__What is required__
Could you give the data below again exactly, apart from the pictures?

-------- Supplied information

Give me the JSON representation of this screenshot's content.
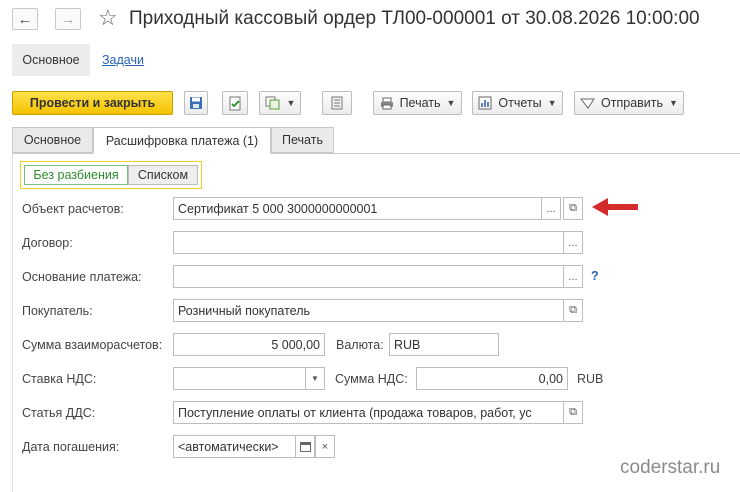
{
  "window": {
    "title": "Приходный кассовый ордер ТЛ00-000001 от 30.08.2026 10:00:00",
    "nav_back_icon": "arrow-left-icon",
    "nav_forward_icon": "arrow-right-icon",
    "favorite_icon": "star-icon"
  },
  "top_nav": {
    "main": "Основное",
    "tasks": "Задачи"
  },
  "toolbar": {
    "post_and_close": "Провести и закрыть",
    "print": "Печать",
    "reports": "Отчеты",
    "send": "Отправить"
  },
  "tabs": [
    "Основное",
    "Расшифровка платежа (1)",
    "Печать"
  ],
  "split_mode": {
    "no_split": "Без разбиения",
    "list": "Списком"
  },
  "form": {
    "settlement_object": {
      "label": "Объект расчетов:",
      "value": "Сертификат 5 000 3000000000001"
    },
    "contract": {
      "label": "Договор:",
      "value": ""
    },
    "payment_basis": {
      "label": "Основание платежа:",
      "value": "",
      "help": "?"
    },
    "buyer": {
      "label": "Покупатель:",
      "value": "Розничный покупатель"
    },
    "settlement_amount": {
      "label": "Сумма взаиморасчетов:",
      "value": "5 000,00"
    },
    "currency": {
      "label": "Валюта:",
      "value": "RUB"
    },
    "vat_rate": {
      "label": "Ставка НДС:",
      "value": ""
    },
    "vat_amount": {
      "label": "Сумма НДС:",
      "value": "0,00",
      "currency": "RUB"
    },
    "cash_flow_item": {
      "label": "Статья ДДС:",
      "value": "Поступление оплаты от клиента (продажа товаров, работ, ус"
    },
    "due_date": {
      "label": "Дата погашения:",
      "value": "<автоматически>"
    }
  },
  "watermark": "coderstar.ru",
  "colors": {
    "primary_button": "#f4c200",
    "arrow": "#d42a2a",
    "link": "#2a64b5",
    "selected_radio": "#2e8b2e"
  }
}
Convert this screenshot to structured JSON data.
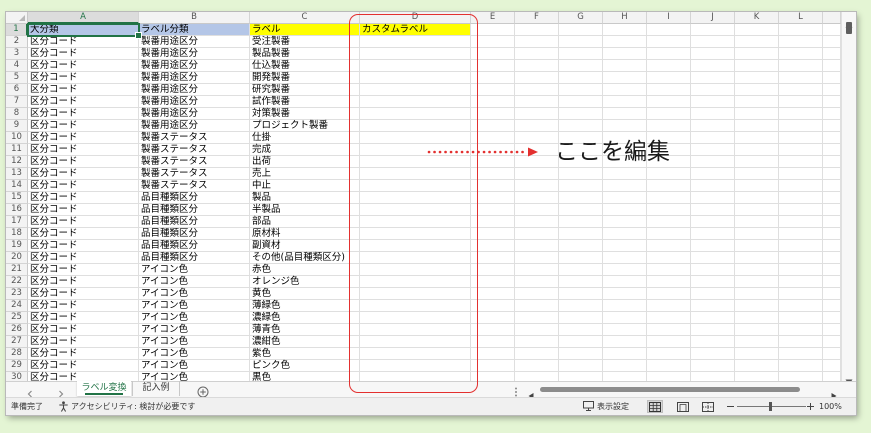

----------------

__Answer for this exercise__
Give me the JSON representation of this screenshot's content.
{
  "window": {
    "title": "Приходный кассовый ордер ТЛ00-000001 от 30.08.2026 10:00:00",
    "nav_back_icon": "arrow-left-icon",
    "nav_forward_icon": "arrow-right-icon",
    "favorite_icon": "star-icon"
  },
  "top_nav": {
    "main": "Основное",
    "tasks": "Задачи"
  },
  "toolbar": {
    "post_and_close": "Провести и закрыть",
    "print": "Печать",
    "reports": "Отчеты",
    "send": "Отправить"
  },
  "tabs": [
    "Основное",
    "Расшифровка платежа (1)",
    "Печать"
  ],
  "split_mode": {
    "no_split": "Без разбиения",
    "list": "Списком"
  },
  "form": {
    "settlement_object": {
      "label": "Объект расчетов:",
      "value": "Сертификат 5 000 3000000000001"
    },
    "contract": {
      "label": "Договор:",
      "value": ""
    },
    "payment_basis": {
      "label": "Основание платежа:",
      "value": "",
      "help": "?"
    },
    "buyer": {
      "label": "Покупатель:",
      "value": "Розничный покупатель"
    },
    "settlement_amount": {
      "label": "Сумма взаиморасчетов:",
      "value": "5 000,00"
    },
    "currency": {
      "label": "Валюта:",
      "value": "RUB"
    },
    "vat_rate": {
      "label": "Ставка НДС:",
      "value": ""
    },
    "vat_amount": {
      "label": "Сумма НДС:",
      "value": "0,00",
      "currency": "RUB"
    },
    "cash_flow_item": {
      "label": "Статья ДДС:",
      "value": "Поступление оплаты от клиента (продажа товаров, работ, ус"
    },
    "due_date": {
      "label": "Дата погашения:",
      "value": "<автоматически>"
    }
  },
  "watermark": "coderstar.ru",
  "colors": {
    "primary_button": "#f4c200",
    "arrow": "#d42a2a",
    "link": "#2a64b5",
    "selected_radio": "#2e8b2e"
  }
}
Convert this screenshot to structured JSON data.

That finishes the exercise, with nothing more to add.